Dataset excerpts:
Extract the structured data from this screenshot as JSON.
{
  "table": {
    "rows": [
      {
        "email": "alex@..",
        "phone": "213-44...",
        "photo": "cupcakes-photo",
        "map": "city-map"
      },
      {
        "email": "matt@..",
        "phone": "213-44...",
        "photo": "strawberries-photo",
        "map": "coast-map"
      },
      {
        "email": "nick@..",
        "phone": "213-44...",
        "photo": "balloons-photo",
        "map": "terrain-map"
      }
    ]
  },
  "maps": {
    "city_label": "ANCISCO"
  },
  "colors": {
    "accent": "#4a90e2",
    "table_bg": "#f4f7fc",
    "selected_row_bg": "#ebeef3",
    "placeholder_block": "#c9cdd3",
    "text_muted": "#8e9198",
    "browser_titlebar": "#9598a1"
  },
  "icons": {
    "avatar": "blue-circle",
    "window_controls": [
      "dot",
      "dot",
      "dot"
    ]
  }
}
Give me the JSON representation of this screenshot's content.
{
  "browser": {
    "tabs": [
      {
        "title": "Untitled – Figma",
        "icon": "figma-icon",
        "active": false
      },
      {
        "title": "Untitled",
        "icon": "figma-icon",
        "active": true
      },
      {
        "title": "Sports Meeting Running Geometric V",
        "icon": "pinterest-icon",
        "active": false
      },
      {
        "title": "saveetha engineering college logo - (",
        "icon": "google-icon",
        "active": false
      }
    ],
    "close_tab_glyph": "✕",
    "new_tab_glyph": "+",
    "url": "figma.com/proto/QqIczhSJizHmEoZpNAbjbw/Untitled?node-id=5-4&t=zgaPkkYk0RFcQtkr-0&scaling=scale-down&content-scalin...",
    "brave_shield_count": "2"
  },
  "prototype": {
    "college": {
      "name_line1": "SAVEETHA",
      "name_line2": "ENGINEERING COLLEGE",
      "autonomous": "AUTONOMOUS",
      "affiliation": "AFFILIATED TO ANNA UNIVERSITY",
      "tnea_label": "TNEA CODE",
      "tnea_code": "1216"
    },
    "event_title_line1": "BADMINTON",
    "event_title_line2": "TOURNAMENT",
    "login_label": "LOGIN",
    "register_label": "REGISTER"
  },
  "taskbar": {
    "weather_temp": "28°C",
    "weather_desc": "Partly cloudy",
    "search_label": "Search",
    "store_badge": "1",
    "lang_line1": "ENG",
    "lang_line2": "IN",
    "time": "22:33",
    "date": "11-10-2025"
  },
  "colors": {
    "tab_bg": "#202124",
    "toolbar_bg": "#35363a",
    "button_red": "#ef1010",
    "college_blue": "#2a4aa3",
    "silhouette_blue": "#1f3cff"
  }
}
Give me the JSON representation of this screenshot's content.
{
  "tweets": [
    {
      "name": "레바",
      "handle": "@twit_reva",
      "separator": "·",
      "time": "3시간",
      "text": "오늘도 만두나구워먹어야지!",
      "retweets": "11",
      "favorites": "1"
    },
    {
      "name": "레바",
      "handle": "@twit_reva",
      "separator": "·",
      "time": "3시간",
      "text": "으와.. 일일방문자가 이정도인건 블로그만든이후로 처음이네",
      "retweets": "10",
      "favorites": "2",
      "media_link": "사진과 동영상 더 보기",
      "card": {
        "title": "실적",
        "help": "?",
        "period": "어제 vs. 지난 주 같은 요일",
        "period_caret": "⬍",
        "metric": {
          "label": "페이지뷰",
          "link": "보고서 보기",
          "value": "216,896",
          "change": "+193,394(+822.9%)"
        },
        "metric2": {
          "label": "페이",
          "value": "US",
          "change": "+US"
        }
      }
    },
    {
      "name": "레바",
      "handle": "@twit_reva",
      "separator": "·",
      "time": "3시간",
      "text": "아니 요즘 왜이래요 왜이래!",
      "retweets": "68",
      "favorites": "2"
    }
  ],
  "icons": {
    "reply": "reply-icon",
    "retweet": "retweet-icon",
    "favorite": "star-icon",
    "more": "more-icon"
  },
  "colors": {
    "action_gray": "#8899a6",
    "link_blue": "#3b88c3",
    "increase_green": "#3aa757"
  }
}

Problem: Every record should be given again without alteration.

Solved exercise:
Extract the structured data from this screenshot as JSON.
{
  "table": {
    "rows": [
      {
        "email": "alex@..",
        "phone": "213-44...",
        "photo": "cupcakes-photo",
        "map": "city-map"
      },
      {
        "email": "matt@..",
        "phone": "213-44...",
        "photo": "strawberries-photo",
        "map": "coast-map"
      },
      {
        "email": "nick@..",
        "phone": "213-44...",
        "photo": "balloons-photo",
        "map": "terrain-map"
      }
    ]
  },
  "maps": {
    "city_label": "ANCISCO"
  },
  "colors": {
    "accent": "#4a90e2",
    "table_bg": "#f4f7fc",
    "selected_row_bg": "#ebeef3",
    "placeholder_block": "#c9cdd3",
    "text_muted": "#8e9198",
    "browser_titlebar": "#9598a1"
  },
  "icons": {
    "avatar": "blue-circle",
    "window_controls": [
      "dot",
      "dot",
      "dot"
    ]
  }
}
Give me the JSON representation of this screenshot's content.
{
  "browser": {
    "tabs": [
      {
        "title": "Untitled – Figma",
        "icon": "figma-icon",
        "active": false
      },
      {
        "title": "Untitled",
        "icon": "figma-icon",
        "active": true
      },
      {
        "title": "Sports Meeting Running Geometric V",
        "icon": "pinterest-icon",
        "active": false
      },
      {
        "title": "saveetha engineering college logo - (",
        "icon": "google-icon",
        "active": false
      }
    ],
    "close_tab_glyph": "✕",
    "new_tab_glyph": "+",
    "url": "figma.com/proto/QqIczhSJizHmEoZpNAbjbw/Untitled?node-id=5-4&t=zgaPkkYk0RFcQtkr-0&scaling=scale-down&content-scalin...",
    "brave_shield_count": "2"
  },
  "prototype": {
    "college": {
      "name_line1": "SAVEETHA",
      "name_line2": "ENGINEERING COLLEGE",
      "autonomous": "AUTONOMOUS",
      "affiliation": "AFFILIATED TO ANNA UNIVERSITY",
      "tnea_label": "TNEA CODE",
      "tnea_code": "1216"
    },
    "event_title_line1": "BADMINTON",
    "event_title_line2": "TOURNAMENT",
    "login_label": "LOGIN",
    "register_label": "REGISTER"
  },
  "taskbar": {
    "weather_temp": "28°C",
    "weather_desc": "Partly cloudy",
    "search_label": "Search",
    "store_badge": "1",
    "lang_line1": "ENG",
    "lang_line2": "IN",
    "time": "22:33",
    "date": "11-10-2025"
  },
  "colors": {
    "tab_bg": "#202124",
    "toolbar_bg": "#35363a",
    "button_red": "#ef1010",
    "college_blue": "#2a4aa3",
    "silhouette_blue": "#1f3cff"
  }
}
Give me the JSON representation of this screenshot's content.
{
  "tweets": [
    {
      "name": "레바",
      "handle": "@twit_reva",
      "separator": "·",
      "time": "3시간",
      "text": "오늘도 만두나구워먹어야지!",
      "retweets": "11",
      "favorites": "1"
    },
    {
      "name": "레바",
      "handle": "@twit_reva",
      "separator": "·",
      "time": "3시간",
      "text": "으와.. 일일방문자가 이정도인건 블로그만든이후로 처음이네",
      "retweets": "10",
      "favorites": "2",
      "media_link": "사진과 동영상 더 보기",
      "card": {
        "title": "실적",
        "help": "?",
        "period": "어제 vs. 지난 주 같은 요일",
        "period_caret": "⬍",
        "metric": {
          "label": "페이지뷰",
          "link": "보고서 보기",
          "value": "216,896",
          "change": "+193,394(+822.9%)"
        },
        "metric2": {
          "label": "페이",
          "value": "US",
          "change": "+US"
        }
      }
    },
    {
      "name": "레바",
      "handle": "@twit_reva",
      "separator": "·",
      "time": "3시간",
      "text": "아니 요즘 왜이래요 왜이래!",
      "retweets": "68",
      "favorites": "2"
    }
  ],
  "icons": {
    "reply": "reply-icon",
    "retweet": "retweet-icon",
    "favorite": "star-icon",
    "more": "more-icon"
  },
  "colors": {
    "action_gray": "#8899a6",
    "link_blue": "#3b88c3",
    "increase_green": "#3aa757"
  }
}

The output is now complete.